         In Richardson v. Johnson, 598 F.3d 734 (11th Cir. 2010), the Eleventh Circuit addressed the propriety of dismissing a defendant in a § 1983 action brought by a pro se prisoner proceeding IFP, where the defendant had been dismissed for failing to timely serve the defendant. In Richardson, a prison guard defendant could not be served at the prison because he no longer worked there. Richardson, 598 F.3d at 739-40. In addressing the prisoner-plaintiff's challenge to the dismissal of this defendant, the Eleventh Circuit ruled that “[i]t is unreasonable to expect incarcerated and unrepresented prisoner-litigants to provide the current addresses of prison-guard defendants who no longer work at the prison.” Id. The Eleventh Circuit went on to conclude that as long as an incarcerated plaintiff provides enough information to identify a defendant, [1] the Marshal must use “reasonable effort” to locate that defendant and effect service of process before the defendant can be dismissed. Id. at 740.

         Here, Plaintiff has provided identifying information that was apparently not used in attempting to effect service on these Defendants. First, although Plaintiff was unable to ascertain the first names of any unserved defendant, he has provided sufficient information to readily ascertain the identities of Defendants Scott and Taylor. As to these Defendants, Plaintiff states they were both first shift officers assigned to the isolation/segregation unit at Johnson State Prison on or between October 27, 2015 and January 6, 2016. (Doc. no. 22, p. 2.) The allegations in the complaint provide specific dates in which Plaintiff interacted with these Defendants. (Doc. no. 1, p. 18.) For example, Plaintiff states that on December 9, 2015, Officer Scott escorted him to the showers, and on December 11, 2015, Defendant Taylor escorted him to the showers. (Id. at 12, 18.) The Court is convinced this information is sufficient to ascertain the identities of Defendants Scott and Taylor. Thus, reasonable efforts in this instance would include contacting JSP officials with this specific information in order to obtain sufficient information to correctly identify and effect service on Defendants Scott and Taylor.

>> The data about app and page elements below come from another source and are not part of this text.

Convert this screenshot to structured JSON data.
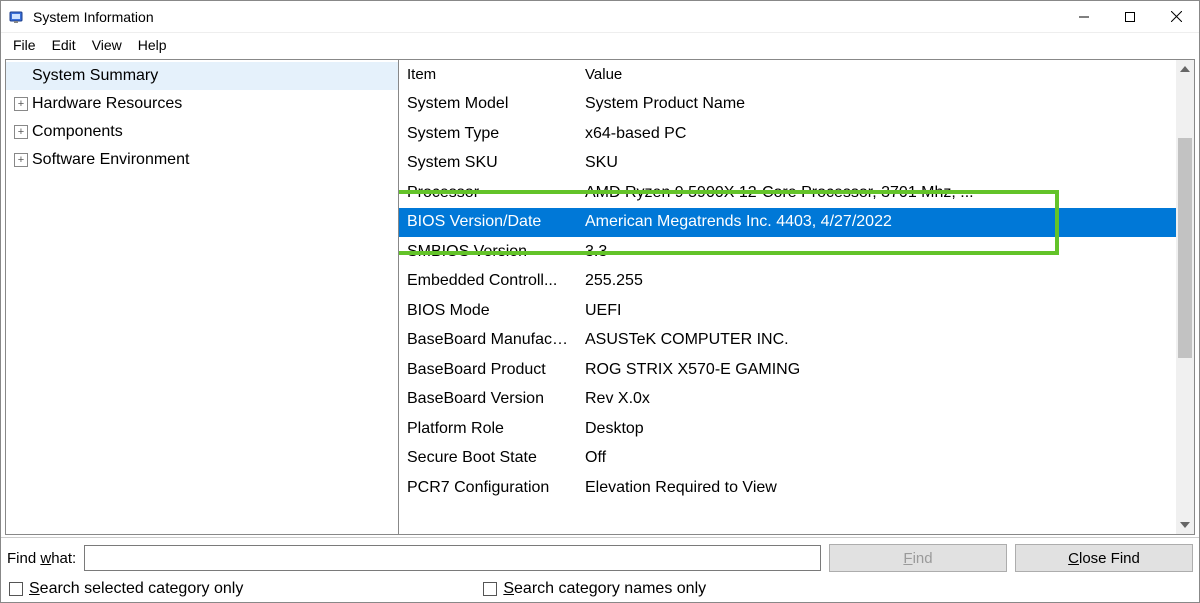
{
  "title": "System Information",
  "menus": [
    "File",
    "Edit",
    "View",
    "Help"
  ],
  "tree": [
    {
      "label": "System Summary",
      "expandable": false,
      "selected": true
    },
    {
      "label": "Hardware Resources",
      "expandable": true,
      "selected": false
    },
    {
      "label": "Components",
      "expandable": true,
      "selected": false
    },
    {
      "label": "Software Environment",
      "expandable": true,
      "selected": false
    }
  ],
  "list": {
    "headers": [
      "Item",
      "Value"
    ],
    "rows": [
      {
        "item": "System Model",
        "value": "System Product Name"
      },
      {
        "item": "System Type",
        "value": "x64-based PC"
      },
      {
        "item": "System SKU",
        "value": "SKU"
      },
      {
        "item": "Processor",
        "value": "AMD Ryzen 9 5900X 12-Core Processor, 3701 Mhz, ..."
      },
      {
        "item": "BIOS Version/Date",
        "value": "American Megatrends Inc. 4403, 4/27/2022",
        "selected": true
      },
      {
        "item": "SMBIOS Version",
        "value": "3.3"
      },
      {
        "item": "Embedded Controll...",
        "value": "255.255"
      },
      {
        "item": "BIOS Mode",
        "value": "UEFI"
      },
      {
        "item": "BaseBoard Manufact...",
        "value": "ASUSTeK COMPUTER INC."
      },
      {
        "item": "BaseBoard Product",
        "value": "ROG STRIX X570-E GAMING"
      },
      {
        "item": "BaseBoard Version",
        "value": "Rev X.0x"
      },
      {
        "item": "Platform Role",
        "value": "Desktop"
      },
      {
        "item": "Secure Boot State",
        "value": "Off"
      },
      {
        "item": "PCR7 Configuration",
        "value": "Elevation Required to View"
      }
    ],
    "highlight_row_index": 4
  },
  "findbar": {
    "label_prefix": "Find ",
    "label_ul": "w",
    "label_suffix": "hat:",
    "input_value": "",
    "find_ul": "F",
    "find_rest": "ind",
    "close_ul": "C",
    "close_rest": "lose Find",
    "chk1_ul": "S",
    "chk1_rest": "earch selected category only",
    "chk2_ul": "S",
    "chk2_rest": "earch category names only"
  },
  "colors": {
    "selection": "#0078d7",
    "highlight_border": "#63c329"
  }
}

         As for Defendants Mason and Poss, the Court understands that prison officials may not maintain address information for all former employees. However, given their identities have been ascertained, the Marshal should be able to utilize its resources to locate these individuals based on their identities and fact that they were formerly employed at JSP.

         Therefore, pursuant to Richardson, supra, the Court DIRECTS the U.S. Marshal to use reasonable efforts to locate and effect service of process on Defendants Scott, Mason, Poss, and Taylor. As the ninety days allowed for service have expired, the Court EXTENDS the deadline for service to sixty-days from the date of this Order.[2] The Court will not, at this time, require the Marshal to attempt personal service. Rather, the Marshal shall attempt service by mail as set forth in the Court's December March 17, 2017 Order. (See doc. no. 16.) The Court further DIRECTS the Marshal to notify the Court in writing within twenty-one days of the date of this Order as to whether these Defendants have been located.

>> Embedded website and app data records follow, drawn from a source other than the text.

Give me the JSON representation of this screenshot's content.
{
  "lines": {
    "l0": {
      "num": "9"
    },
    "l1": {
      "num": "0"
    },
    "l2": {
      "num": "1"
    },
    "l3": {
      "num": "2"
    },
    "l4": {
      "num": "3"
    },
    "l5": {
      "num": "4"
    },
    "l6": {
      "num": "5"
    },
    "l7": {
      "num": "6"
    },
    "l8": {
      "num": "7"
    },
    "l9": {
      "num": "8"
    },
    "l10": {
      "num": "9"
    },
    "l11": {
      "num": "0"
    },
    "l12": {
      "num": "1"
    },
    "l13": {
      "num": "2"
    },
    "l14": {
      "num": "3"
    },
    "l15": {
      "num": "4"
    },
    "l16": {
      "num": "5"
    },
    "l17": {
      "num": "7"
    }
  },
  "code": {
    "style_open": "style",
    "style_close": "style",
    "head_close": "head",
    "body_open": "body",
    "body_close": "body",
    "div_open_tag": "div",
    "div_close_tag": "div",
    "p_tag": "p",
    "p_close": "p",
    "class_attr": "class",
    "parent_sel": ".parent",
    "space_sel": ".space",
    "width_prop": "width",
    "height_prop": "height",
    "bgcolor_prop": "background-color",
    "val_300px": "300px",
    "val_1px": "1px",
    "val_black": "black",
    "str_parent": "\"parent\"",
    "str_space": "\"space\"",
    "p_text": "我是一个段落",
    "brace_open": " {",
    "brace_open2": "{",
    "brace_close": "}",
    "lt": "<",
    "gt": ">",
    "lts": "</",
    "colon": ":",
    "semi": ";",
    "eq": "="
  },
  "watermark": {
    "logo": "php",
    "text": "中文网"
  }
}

         SO ORDERED.

---------

Notes:

[1] The Eleventh Circuit quoted with approval language from a Seventh Circuit case that stated, “[T]he prisoner need furnish no more than the information necessary to identify the defendant.” Richardson, 598 F.3d at 739 (citing Sellers v. United States, 902 F.2d 598, 602 (7th Cir. 1990)).

[2] Accordingly, the Court DENIES AS MOOT Plaintiffs motion for a ninety-day extension of the service ...

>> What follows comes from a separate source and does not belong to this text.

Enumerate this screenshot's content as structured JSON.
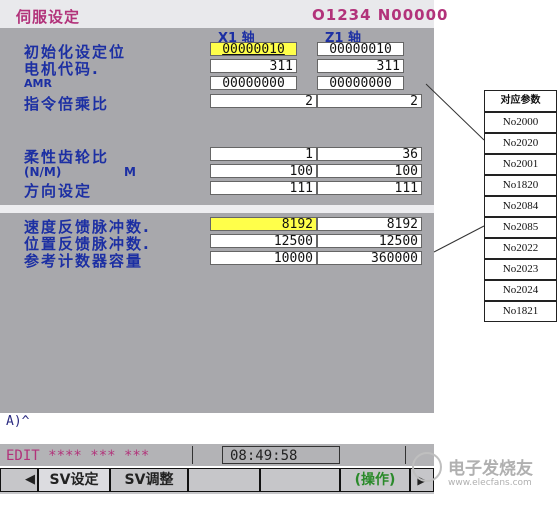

Buy This Entire Record For $7.95

Download the entire decision to receive the complete text, official citation,
docket number, dissents and concurrences, and footnotes for this case.

Learn more about what you receive with purchase of this case.